Time slip-slides away from us all. Today, Paul Simon, that soft-spoken musical genius whose performance career has spanned six decades, announced plans for a farewell tour. In a note to his fans, Simon, 76, cited the recent death of his lead guitarist, Vincent N’guini. He said that he also wishes to minimize time away from his wife and children, which touring requires. Of retiring from touring, Simon wrote, “it feels a little unsettling, a touch exhilarating and something of a relief.” He thanked his fans and added, “I think about music constantly.”
Simon’s farewell tour (named, appropriately, “Homeward Bound”) will begin in May. He will perform in 28 cities in North America and Europe, but not in New York City. It’s said that “losing love is like a window in your heart.” As we lose the love of watching Paul Simon onstage, let’s look back on our absolute favorite Simon songs in live performance.

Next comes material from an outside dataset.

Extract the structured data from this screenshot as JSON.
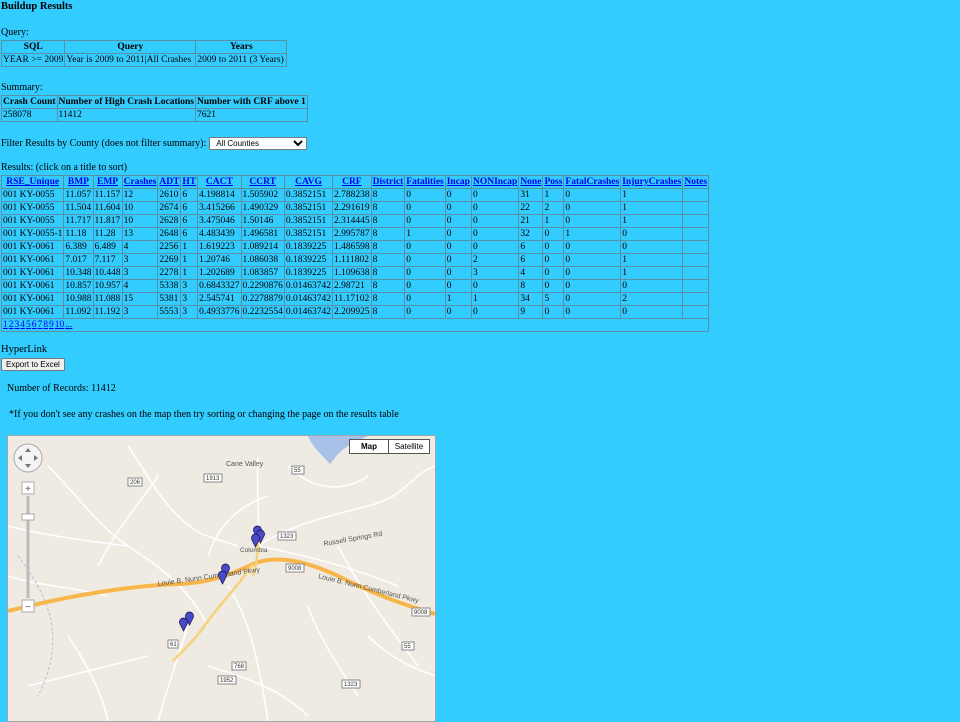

This gem, from the 2011 “So Beautiful or So What” reminded us that Simon is still a virtuosic storyteller and an expert at heartbreak. “Help me, help me, help me, help me, thank you!” the narrator prays, voicing the same basic instinct that brings so many of us to Simon’s music.
You Can Call Me Al
In this frenetic splicing of images, which departs totally from the soothing melodies on the rest of “Graceland,” Simon depicts the “incidents and accidents,” the “hints and allegations” and the “angels in the architecture” that are part and parcel of aging. Plus, he unleashes one of his rudest comments in any song ever, describing a midlife crisis choice as “some roly-poly little bat-faced girl.” Harsh. Here he is in an exhilarating performance in Zimbabwe, not looking particularly beer-bellied.
This Simon & Garfunkel song makes the list because it’s become one of Simon’s most indelible solo performance songs. The 1970 hit marked Simon as a master of melancholy and an effortless narrator.
Hearts and Bones
This is, perhaps, the perfect song about a failed relationship. A musical chronicle of Simon’s brief marriage to actress Carrie Fisher, “Hearts and Bones” and the thousands of tiny tragedies that bring partnerships to an end. “The act was outrageous,” Simon sings, of two people mating for life. Simon performs the plaintive hymn differently as he ages. Here, in a 2011 performance, the song feels more personal than ever.
Me and Julio Down by the Schoolyard
A rollicking folk-rock hit about a mysterious and illegal sexual act that occurs on a playground? Only from Paul Simon.
The Only Living Boy in New York
Simon wrote this song for Art Garfunkel, who was away filming “Catch-22” but later recorded this song with Simon for their final album, “Bridge Over Troubled Water.” A rare love song devoted to male friendship, “The Only Living Boy” meditates on the loneliness of sacrifices made in relationships in order to let one’s better half “fly.”
The Obvious Child
Don’t expect to sleep through the night in a world where Paul Simon can pull so many emotional fast-ones on you that in one song you go from carefree dancing to contemplating the fact that “some rooms are like cages.” Life is long and strange and inevitably full of error, Simon seems to say. “Some people say the sky is just the sky,” but those people, unlike Simon, aren’t poets.
Paul Simon takes us to Elvis Presley’s home by way of South African rhythms in the company of ghosts in “Graceland.” Will all of us — the human trampolines, and the empty sockets and the poor boys — be received into a place of grace? Simon has reason to think so, and that rare hope should be enough for us.
Jenny Singer is a writer for the Forward. You can reach her at firstname.lastname@example.org or on Twitter, @jeanvaljenny